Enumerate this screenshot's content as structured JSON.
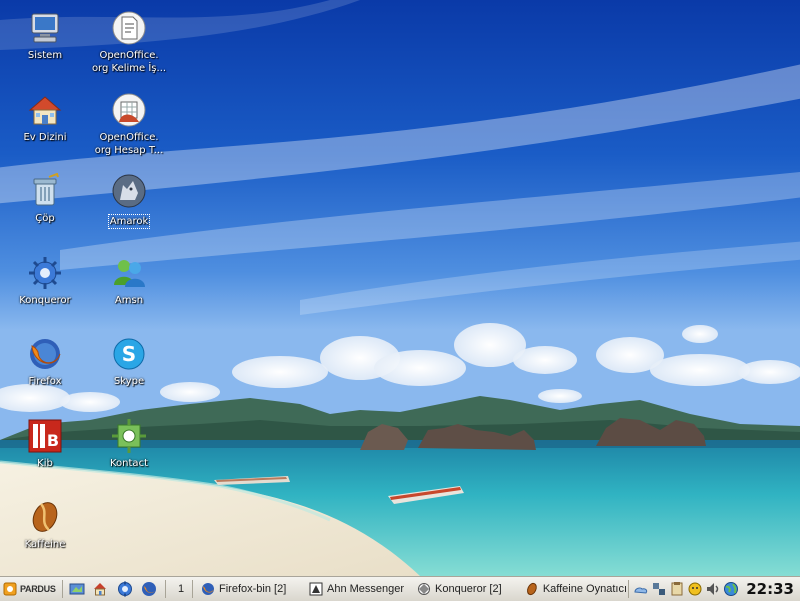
{
  "desktop": {
    "icons": [
      {
        "label": "Sistem",
        "icon": "computer-icon",
        "col": 0,
        "row": 0
      },
      {
        "label": "OpenOffice.\norg Kelime İş...",
        "icon": "writer-document-icon",
        "col": 1,
        "row": 0
      },
      {
        "label": "Ev Dizini",
        "icon": "home-folder-icon",
        "col": 0,
        "row": 1
      },
      {
        "label": "OpenOffice.\norg Hesap T...",
        "icon": "calc-spreadsheet-icon",
        "col": 1,
        "row": 1
      },
      {
        "label": "Çöp",
        "icon": "trash-icon",
        "col": 0,
        "row": 2
      },
      {
        "label": "Amarok",
        "icon": "amarok-wolf-icon",
        "col": 1,
        "row": 2,
        "selected": true
      },
      {
        "label": "Konqueror",
        "icon": "konqueror-gear-icon",
        "col": 0,
        "row": 3
      },
      {
        "label": "Amsn",
        "icon": "amsn-buddies-icon",
        "col": 1,
        "row": 3
      },
      {
        "label": "Firefox",
        "icon": "firefox-icon",
        "col": 0,
        "row": 4
      },
      {
        "label": "Skype",
        "icon": "skype-icon",
        "col": 1,
        "row": 4
      },
      {
        "label": "Kib",
        "icon": "kib-icon",
        "col": 0,
        "row": 5
      },
      {
        "label": "Kontact",
        "icon": "kontact-icon",
        "col": 1,
        "row": 5
      },
      {
        "label": "Kaffeine",
        "icon": "kaffeine-icon",
        "col": 0,
        "row": 6
      }
    ]
  },
  "taskbar": {
    "start_label": "PARDUS",
    "desktop_number": "1",
    "tasks": [
      {
        "label": "Firefox-bin [2]",
        "icon": "firefox-icon"
      },
      {
        "label": "Ahn Messenger",
        "icon": "messenger-icon"
      },
      {
        "label": "Konqueror [2]",
        "icon": "konqueror-icon"
      },
      {
        "label": "Kaffeine Oynatıcı",
        "icon": "kaffeine-icon"
      }
    ],
    "tray": [
      "weather-icon",
      "network-icon",
      "clipboard-icon",
      "messenger-tray-icon",
      "audio-icon",
      "globe-icon"
    ],
    "clock": "22:33"
  }
}
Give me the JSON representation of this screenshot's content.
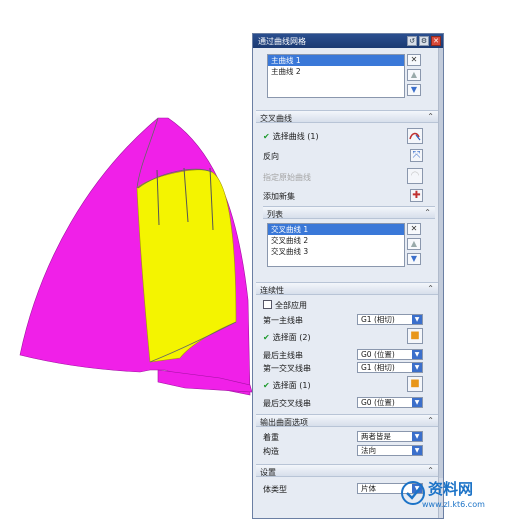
{
  "dialog": {
    "title": "通过曲线网格",
    "title_buttons": [
      "reset-icon",
      "gear-icon",
      "close-icon"
    ],
    "primary_list": {
      "items": [
        {
          "label": "主曲线 1",
          "selected": true
        },
        {
          "label": "主曲线 2",
          "selected": false
        }
      ]
    },
    "cross_section": {
      "header": "交叉曲线",
      "select_curve": "选择曲线 (1)",
      "reverse": "反向",
      "specify_origin": "指定原始曲线",
      "add_new": "添加新集",
      "list_header": "列表",
      "items": [
        {
          "label": "交叉曲线 1",
          "selected": true
        },
        {
          "label": "交叉曲线 2",
          "selected": false
        },
        {
          "label": "交叉曲线 3",
          "selected": false
        }
      ]
    },
    "continuity": {
      "header": "连续性",
      "apply_all": "全部应用",
      "first_primary": "第一主线串",
      "first_primary_value": "G1 (相切)",
      "select_face_1": "选择面 (2)",
      "last_primary": "最后主线串",
      "last_primary_value": "G0 (位置)",
      "first_cross": "第一交叉线串",
      "first_cross_value": "G1 (相切)",
      "select_face_2": "选择面 (1)",
      "last_cross": "最后交叉线串",
      "last_cross_value": "G0 (位置)"
    },
    "output": {
      "header": "输出曲面选项",
      "emphasis": "着重",
      "emphasis_value": "两者皆是",
      "constraint": "构造",
      "constraint_value": "法向"
    },
    "settings": {
      "header": "设置",
      "body_type": "体类型",
      "body_type_value": "片体"
    }
  },
  "watermark": {
    "name": "资料网",
    "url": "www.zl.kt6.com"
  },
  "colors": {
    "magenta_surface": "#f020e8",
    "yellow_surface": "#f4f400",
    "selection_blue": "#3a78d8",
    "title_blue": "#1b3a72"
  }
}
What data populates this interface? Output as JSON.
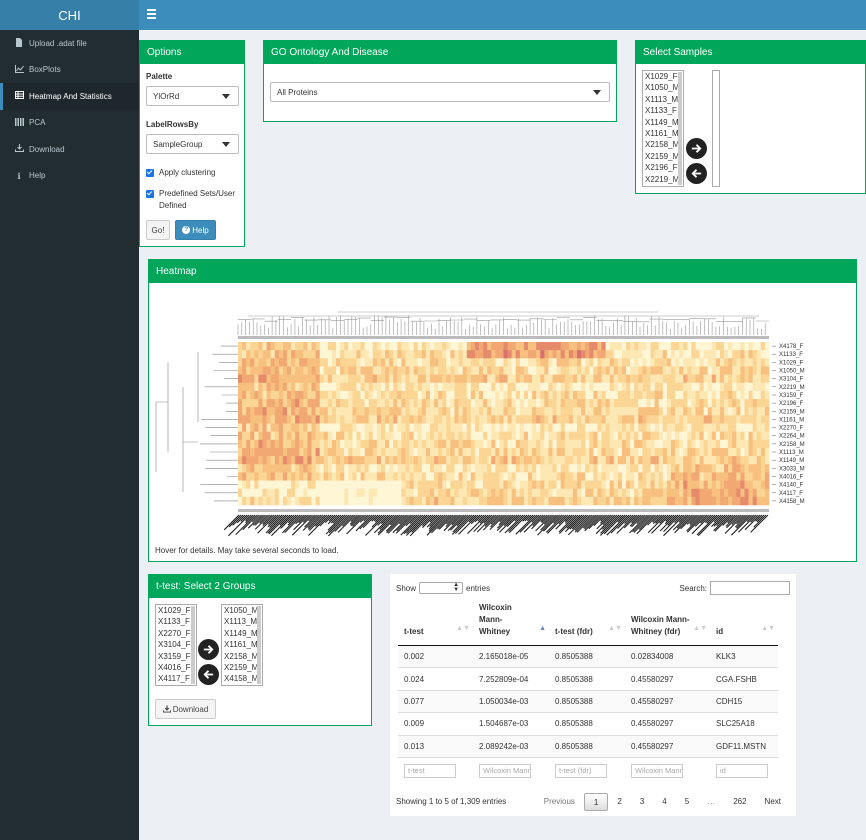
{
  "app": {
    "title": "CHI"
  },
  "sidebar": {
    "items": [
      {
        "label": "Upload .adat file",
        "icon": "file-icon"
      },
      {
        "label": "BoxPlots",
        "icon": "line-chart-icon"
      },
      {
        "label": "Heatmap And Statistics",
        "icon": "table-icon"
      },
      {
        "label": "PCA",
        "icon": "barcode-icon"
      },
      {
        "label": "Download",
        "icon": "download-icon"
      },
      {
        "label": "Help",
        "icon": "info-icon"
      }
    ]
  },
  "options": {
    "title": "Options",
    "palette_label": "Palette",
    "palette_value": "YlOrRd",
    "labelrows_label": "LabelRowsBy",
    "labelrows_value": "SampleGroup",
    "check1": "Apply clustering",
    "check2": "Predefined Sets/User Defined",
    "go_label": "Go!",
    "help_label": "Help"
  },
  "go": {
    "title": "GO Ontology And Disease",
    "value": "All Proteins"
  },
  "samples": {
    "title": "Select Samples",
    "list": [
      "X1029_F",
      "X1050_M",
      "X1113_M",
      "X1133_F",
      "X1149_M",
      "X1161_M",
      "X2158_M",
      "X2159_M",
      "X2196_F",
      "X2219_M"
    ]
  },
  "heatmap": {
    "title": "Heatmap",
    "row_labels": [
      "X4178_F",
      "X1133_F",
      "X1029_F",
      "X1050_M",
      "X3104_F",
      "X2219_M",
      "X3159_F",
      "X2196_F",
      "X2159_M",
      "X1161_M",
      "X2270_F",
      "X2264_M",
      "X2158_M",
      "X1113_M",
      "X1149_M",
      "X3033_M",
      "X4016_F",
      "X4140_F",
      "X4117_F",
      "X4158_M"
    ],
    "note": "Hover for details. May take several seconds to load."
  },
  "ttest": {
    "title": "t-test: Select 2 Groups",
    "left": [
      "X1029_F",
      "X1133_F",
      "X2270_F",
      "X3104_F",
      "X3159_F",
      "X4016_F",
      "X4117_F"
    ],
    "right": [
      "X1050_M",
      "X1113_M",
      "X1149_M",
      "X1161_M",
      "X2158_M",
      "X2159_M",
      "X4158_M"
    ],
    "download_label": "Download"
  },
  "table": {
    "show_label": "Show",
    "entries_label": "entries",
    "search_label": "Search:",
    "columns": [
      "t-test",
      "Wilcoxin Mann-Whitney",
      "t-test (fdr)",
      "Wilcoxin Mann-Whitney (fdr)",
      "id"
    ],
    "rows": [
      [
        "0.002",
        "2.165018e-05",
        "0.8505388",
        "0.02834008",
        "KLK3"
      ],
      [
        "0.024",
        "7.252809e-04",
        "0.8505388",
        "0.45580297",
        "CGA.FSHB"
      ],
      [
        "0.077",
        "1.050034e-03",
        "0.8505388",
        "0.45580297",
        "CDH15"
      ],
      [
        "0.009",
        "1.504687e-03",
        "0.8505388",
        "0.45580297",
        "SLC25A18"
      ],
      [
        "0.013",
        "2.089242e-03",
        "0.8505388",
        "0.45580297",
        "GDF11.MSTN"
      ]
    ],
    "filters": [
      "t-test",
      "Wilcoxin Mann-W",
      "t-test (fdr)",
      "Wilcoxin Mann-W",
      "id"
    ],
    "info": "Showing 1 to 5 of 1,309 entries",
    "pages": [
      "Previous",
      "1",
      "2",
      "3",
      "4",
      "5",
      "…",
      "262",
      "Next"
    ]
  },
  "colors": {
    "header": "#3c8dbc",
    "sidebar": "#222d32",
    "box": "#00a65a"
  }
}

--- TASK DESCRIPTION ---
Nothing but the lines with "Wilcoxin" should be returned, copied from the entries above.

--- REPLY TO THE TASK ---
      "Wilcoxin Mann-Whitney",
      "Wilcoxin Mann-Whitney (fdr)",
      "Wilcoxin Mann-W",
      "Wilcoxin Mann-W",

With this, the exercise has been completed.